TASK INSTRUCTIONS – The records below are to be retyped in full, without any alteration.

^^^^

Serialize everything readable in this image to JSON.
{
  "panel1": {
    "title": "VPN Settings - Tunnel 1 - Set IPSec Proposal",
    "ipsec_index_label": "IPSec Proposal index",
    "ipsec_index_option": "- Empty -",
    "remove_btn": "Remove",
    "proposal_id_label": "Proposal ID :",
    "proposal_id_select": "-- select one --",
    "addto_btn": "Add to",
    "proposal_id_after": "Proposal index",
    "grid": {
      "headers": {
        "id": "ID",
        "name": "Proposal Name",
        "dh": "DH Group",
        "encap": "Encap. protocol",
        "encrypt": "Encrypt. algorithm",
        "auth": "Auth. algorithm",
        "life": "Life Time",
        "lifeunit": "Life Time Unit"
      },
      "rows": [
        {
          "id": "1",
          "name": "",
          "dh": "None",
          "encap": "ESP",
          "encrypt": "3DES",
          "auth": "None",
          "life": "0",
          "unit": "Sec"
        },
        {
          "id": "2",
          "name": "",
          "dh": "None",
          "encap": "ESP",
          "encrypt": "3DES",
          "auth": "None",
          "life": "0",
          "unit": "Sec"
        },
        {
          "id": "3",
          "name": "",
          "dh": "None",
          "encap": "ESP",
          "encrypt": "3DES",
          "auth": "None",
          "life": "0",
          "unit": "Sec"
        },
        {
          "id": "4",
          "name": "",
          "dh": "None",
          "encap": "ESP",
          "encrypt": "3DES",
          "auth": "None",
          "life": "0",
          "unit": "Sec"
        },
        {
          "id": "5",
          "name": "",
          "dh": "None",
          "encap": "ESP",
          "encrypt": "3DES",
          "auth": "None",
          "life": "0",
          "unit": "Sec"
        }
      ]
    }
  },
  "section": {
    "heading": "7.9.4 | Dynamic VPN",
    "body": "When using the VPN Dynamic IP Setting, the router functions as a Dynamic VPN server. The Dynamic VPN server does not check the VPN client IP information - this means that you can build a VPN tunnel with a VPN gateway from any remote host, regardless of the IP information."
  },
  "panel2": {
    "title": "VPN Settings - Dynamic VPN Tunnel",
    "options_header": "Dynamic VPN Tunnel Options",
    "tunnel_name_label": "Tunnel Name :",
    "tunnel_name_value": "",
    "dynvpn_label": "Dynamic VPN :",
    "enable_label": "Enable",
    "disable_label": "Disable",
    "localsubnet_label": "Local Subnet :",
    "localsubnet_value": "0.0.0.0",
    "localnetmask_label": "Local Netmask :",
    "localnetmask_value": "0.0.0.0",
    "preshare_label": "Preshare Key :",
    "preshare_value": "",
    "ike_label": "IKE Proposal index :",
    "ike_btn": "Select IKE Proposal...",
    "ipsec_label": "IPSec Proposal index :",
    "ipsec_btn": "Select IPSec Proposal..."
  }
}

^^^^

FINISHED EXERCISE –
Serialize everything readable in this image to JSON.
{
  "panel1": {
    "title": "VPN Settings - Tunnel 1 - Set IPSec Proposal",
    "ipsec_index_label": "IPSec Proposal index",
    "ipsec_index_option": "- Empty -",
    "remove_btn": "Remove",
    "proposal_id_label": "Proposal ID :",
    "proposal_id_select": "-- select one --",
    "addto_btn": "Add to",
    "proposal_id_after": "Proposal index",
    "grid": {
      "headers": {
        "id": "ID",
        "name": "Proposal Name",
        "dh": "DH Group",
        "encap": "Encap. protocol",
        "encrypt": "Encrypt. algorithm",
        "auth": "Auth. algorithm",
        "life": "Life Time",
        "lifeunit": "Life Time Unit"
      },
      "rows": [
        {
          "id": "1",
          "name": "",
          "dh": "None",
          "encap": "ESP",
          "encrypt": "3DES",
          "auth": "None",
          "life": "0",
          "unit": "Sec"
        },
        {
          "id": "2",
          "name": "",
          "dh": "None",
          "encap": "ESP",
          "encrypt": "3DES",
          "auth": "None",
          "life": "0",
          "unit": "Sec"
        },
        {
          "id": "3",
          "name": "",
          "dh": "None",
          "encap": "ESP",
          "encrypt": "3DES",
          "auth": "None",
          "life": "0",
          "unit": "Sec"
        },
        {
          "id": "4",
          "name": "",
          "dh": "None",
          "encap": "ESP",
          "encrypt": "3DES",
          "auth": "None",
          "life": "0",
          "unit": "Sec"
        },
        {
          "id": "5",
          "name": "",
          "dh": "None",
          "encap": "ESP",
          "encrypt": "3DES",
          "auth": "None",
          "life": "0",
          "unit": "Sec"
        }
      ]
    }
  },
  "section": {
    "heading": "7.9.4 | Dynamic VPN",
    "body": "When using the VPN Dynamic IP Setting, the router functions as a Dynamic VPN server. The Dynamic VPN server does not check the VPN client IP information - this means that you can build a VPN tunnel with a VPN gateway from any remote host, regardless of the IP information."
  },
  "panel2": {
    "title": "VPN Settings - Dynamic VPN Tunnel",
    "options_header": "Dynamic VPN Tunnel Options",
    "tunnel_name_label": "Tunnel Name :",
    "tunnel_name_value": "",
    "dynvpn_label": "Dynamic VPN :",
    "enable_label": "Enable",
    "disable_label": "Disable",
    "localsubnet_label": "Local Subnet :",
    "localsubnet_value": "0.0.0.0",
    "localnetmask_label": "Local Netmask :",
    "localnetmask_value": "0.0.0.0",
    "preshare_label": "Preshare Key :",
    "preshare_value": "",
    "ike_label": "IKE Proposal index :",
    "ike_btn": "Select IKE Proposal...",
    "ipsec_label": "IPSec Proposal index :",
    "ipsec_btn": "Select IPSec Proposal..."
  }
}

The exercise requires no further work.